I'm honoured to be able to help and now his family and friends and be a part of this movement because I'm hoping it has ripple effects on the whole criminal justice system. When Julius comes home there's a lot of work he wants to do in next stage of his life, and giving back and helping kids to make better choices so there's a lot more for him and I'm happy to be able to help out with that.
When I spoke to Julius, the one thing that made an impact on me was how humble he was, his intelligence and his grace. Its important for people to know Julius is more than just 'that guy on death row'. He was an academic, he's kind, he's caring. So how would you best describe Julius?
He's so honest. There's a pureness about him. A lot of us have issues we are dealing with and trauma, but we have our full lives and careers. I mean, I have three kids. There's so much on my plate that I don't always focus on the incomplete parts of me or the trauma. If you can imagine having 20 years to focus on your flaws or the trauma, Julius has had time to think about that and contemplate, and it's made him a better man. I almost feel bad about talking to things that I'm dealing with, but he has a way of giving you a different perspective. He always says as long as you wake up in the morning that's another chance to make things right and make it better. He has this view of humanity and loving one another and recognizing that racism and racist ideas are a trick by those in power to keep us, the ones that aren't rich, at each other's necks.
I sent him a book, it's a very good book called Stamped From the Beginning, the Definitive History of Racist Ideas in America by Dr. Ibram X. Kendi. Julius read that book and it has been influential for a lot of his ideas and way of thinking in regard to unity and us coming together to create a better world for ourselves and generations to come afterward.
His take on life is very unique because he's untainted. We are going about our day and living life, we formulate these ideas and opinions based on interactions and social media and influences, but he doesn't have that and he sees things for what they are without those biases and influences. He is able to articulate his thoughts on society in a way that's really like Dr. Martin Luther King.
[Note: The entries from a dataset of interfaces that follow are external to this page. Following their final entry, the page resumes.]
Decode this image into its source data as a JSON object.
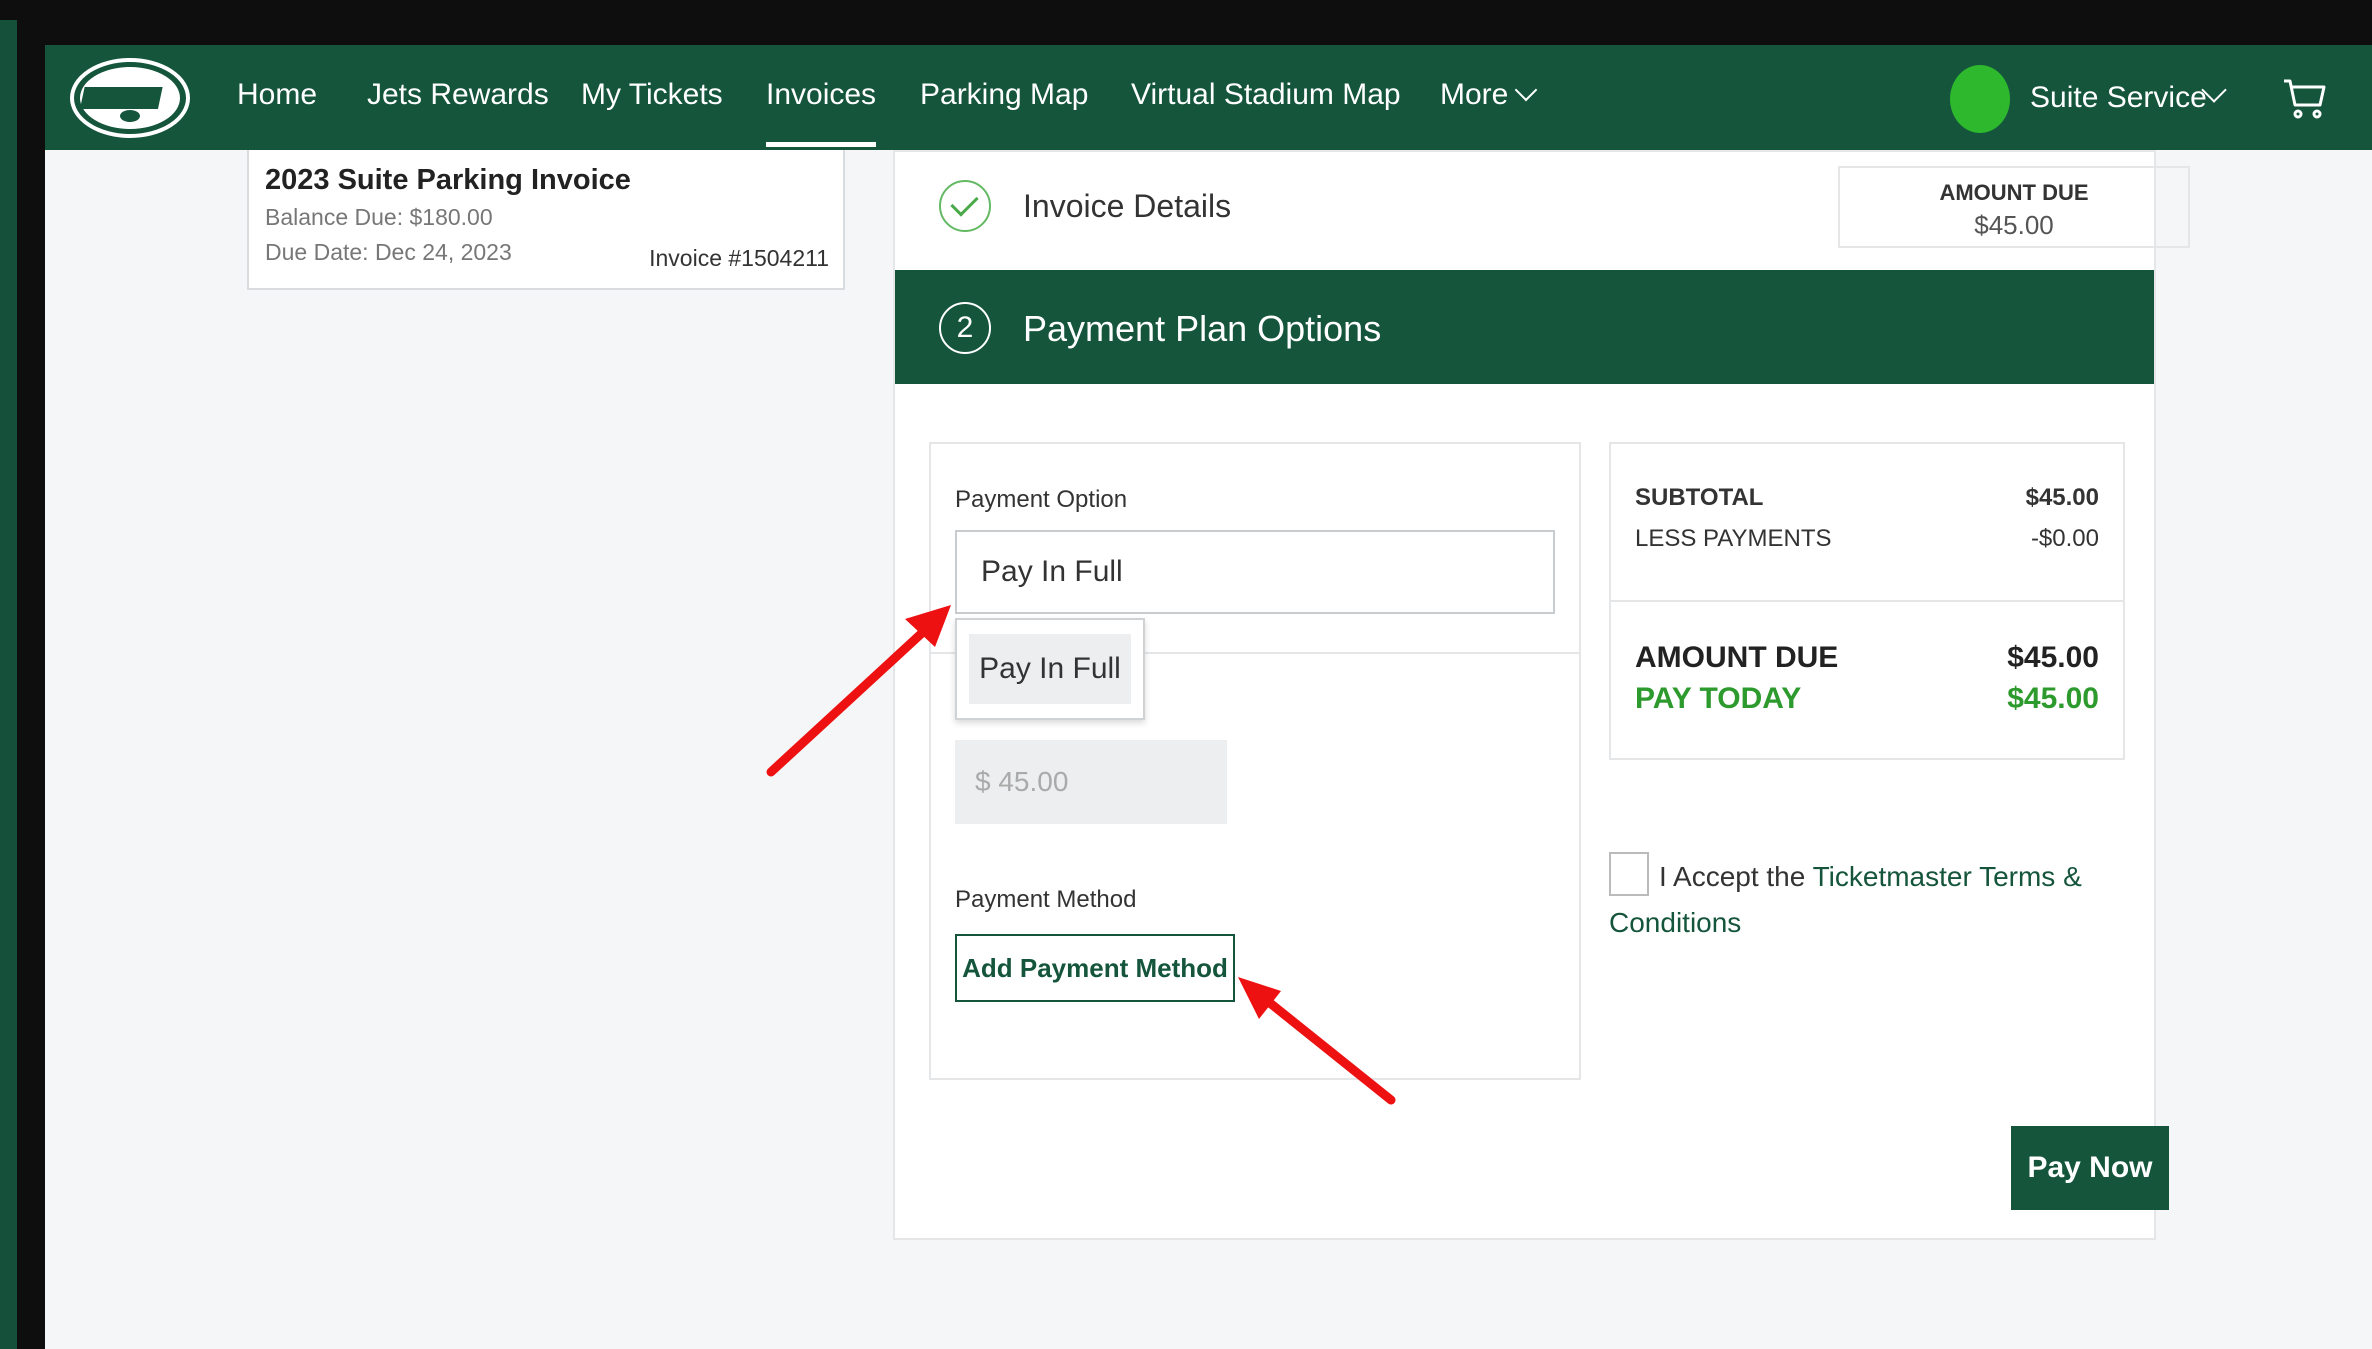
{
  "nav": {
    "items": [
      "Home",
      "Jets Rewards",
      "My Tickets",
      "Invoices",
      "Parking Map",
      "Virtual Stadium Map",
      "More"
    ],
    "active": "Invoices",
    "user_name": "Suite Service"
  },
  "invoice_card": {
    "title": "2023 Suite Parking Invoice",
    "balance_due": "Balance Due: $180.00",
    "due_date": "Due Date: Dec 24, 2023",
    "invoice_number": "Invoice #1504211"
  },
  "invoice_details": {
    "heading": "Invoice Details",
    "amount_due_label": "AMOUNT DUE",
    "amount_due_value": "$45.00"
  },
  "payment_plan": {
    "step": "2",
    "heading": "Payment Plan Options",
    "payment_option_label": "Payment Option",
    "selected_option": "Pay In Full",
    "dropdown_options": [
      "Pay In Full"
    ],
    "amount_value": "$ 45.00",
    "payment_method_label": "Payment Method",
    "add_payment_method": "Add Payment Method"
  },
  "summary": {
    "subtotal_label": "SUBTOTAL",
    "subtotal_value": "$45.00",
    "less_payments_label": "LESS PAYMENTS",
    "less_payments_value": "-$0.00",
    "amount_due_label": "AMOUNT DUE",
    "amount_due_value": "$45.00",
    "pay_today_label": "PAY TODAY",
    "pay_today_value": "$45.00"
  },
  "terms": {
    "prefix": "I Accept the ",
    "link": "Ticketmaster Terms & Conditions"
  },
  "pay_now": "Pay Now",
  "colors": {
    "brand_green": "#14553c",
    "accent_green": "#2d9a2d",
    "annotation_red": "#ee1111"
  }
}
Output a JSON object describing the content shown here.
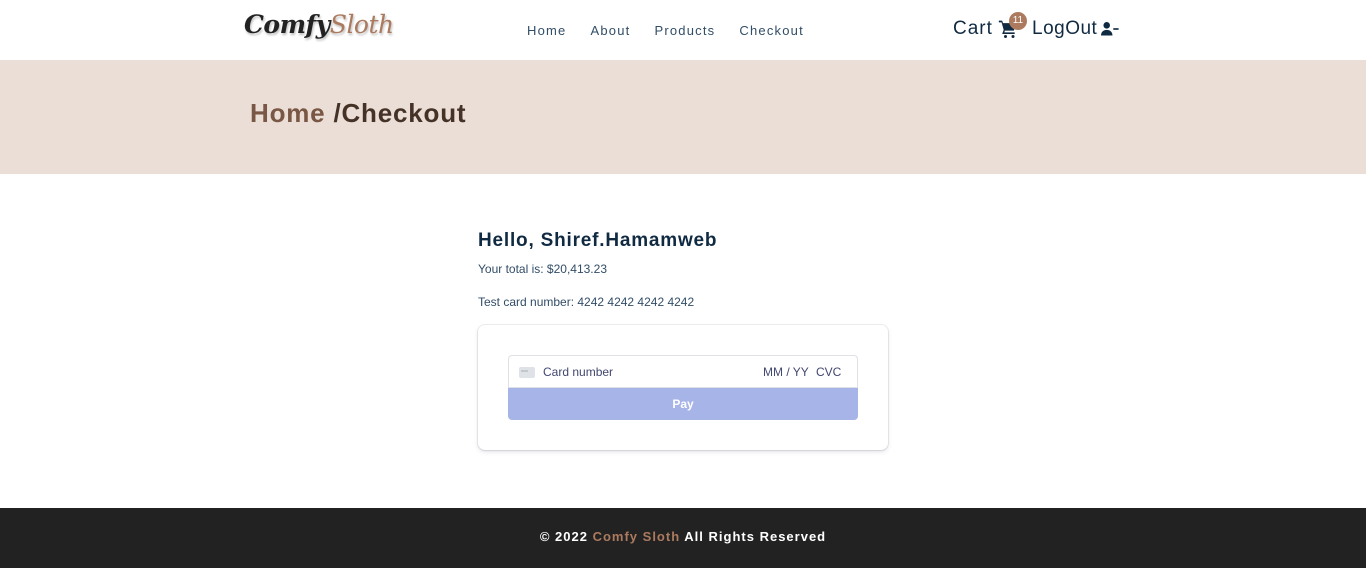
{
  "header": {
    "logo_part1": "Comfy",
    "logo_part2": "Sloth",
    "nav": [
      {
        "label": "Home"
      },
      {
        "label": "About"
      },
      {
        "label": "Products"
      },
      {
        "label": "Checkout"
      }
    ],
    "cart_label": "Cart",
    "cart_count": "11",
    "logout_label": "LogOut"
  },
  "hero": {
    "crumb_home": "Home",
    "crumb_current": " /Checkout"
  },
  "checkout": {
    "greeting": "Hello, Shiref.Hamamweb",
    "total": "Your total is: $20,413.23",
    "test_card": "Test card number: 4242 4242 4242 4242",
    "card_number_placeholder": "Card number",
    "expiry_placeholder": "MM / YY",
    "cvc_placeholder": "CVC",
    "pay_label": "Pay"
  },
  "footer": {
    "prefix": "© 2022 ",
    "brand": "Comfy Sloth",
    "suffix": "All Rights Reserved"
  },
  "colors": {
    "accent": "#ab7a5f",
    "hero_bg": "#eaded7",
    "pay_button": "#a7b4e8",
    "footer_bg": "#222222"
  },
  "icons": [
    "cart-icon",
    "user-minus-icon",
    "card-brand-icon"
  ]
}
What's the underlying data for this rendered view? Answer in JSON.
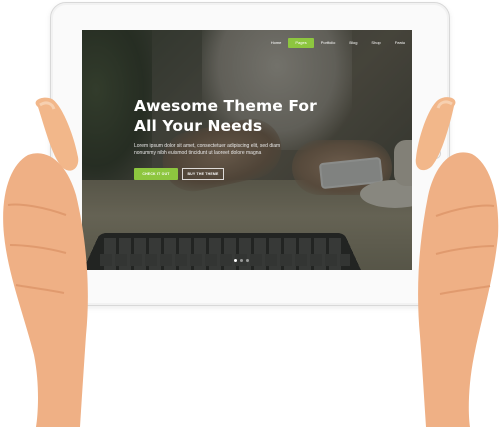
{
  "nav": {
    "items": [
      {
        "label": "Home",
        "active": false
      },
      {
        "label": "Pages",
        "active": true
      },
      {
        "label": "Portfolio",
        "active": false
      },
      {
        "label": "Blog",
        "active": false
      },
      {
        "label": "Shop",
        "active": false
      },
      {
        "label": "Featu",
        "active": false
      }
    ]
  },
  "hero": {
    "title_line1": "Awesome Theme For",
    "title_line2": "All Your Needs",
    "text_line1": "Lorem ipsum dolor sit amet, consectetuer adipiscing elit, sed diam",
    "text_line2": "nonummy nibh euismod tincidunt ut laoreet dolore magna",
    "primary_button": "Check it out",
    "secondary_button": "Buy the theme"
  },
  "slider": {
    "slide_count": 3,
    "active_index": 0
  },
  "colors": {
    "accent": "#8dc63f",
    "tablet_frame": "#fafafa",
    "skin": "#f0b98e"
  },
  "icons": {
    "camera": "camera-icon",
    "home_button": "home-button-icon"
  }
}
His views and ideas are very surprising, but there is another side where he's hurting so much on the inside and most people don't get to see that Julius. Twenty years alone and to ones' self is very tough. There is no human touch, no human connection. When his family and other loved ones come to visit him, they are not allowed to touch him, he's on the other side of the glass. That's what I hate about the system and their ideas about punishment when the goal should be rehabilitation and restoring these people. They should have his visits set up where people can have personal contact.
So that's basically who Julius is, he is a warrior of the people, the voice of the underdog. Whenever he comes home he's going to be so powerful because of what he went through.
Katrina Baker, J.D.
Social Media Manager for Justice for Julius
It's on Hulu - Last Defense if you need social media
Facebook: Justice For Julius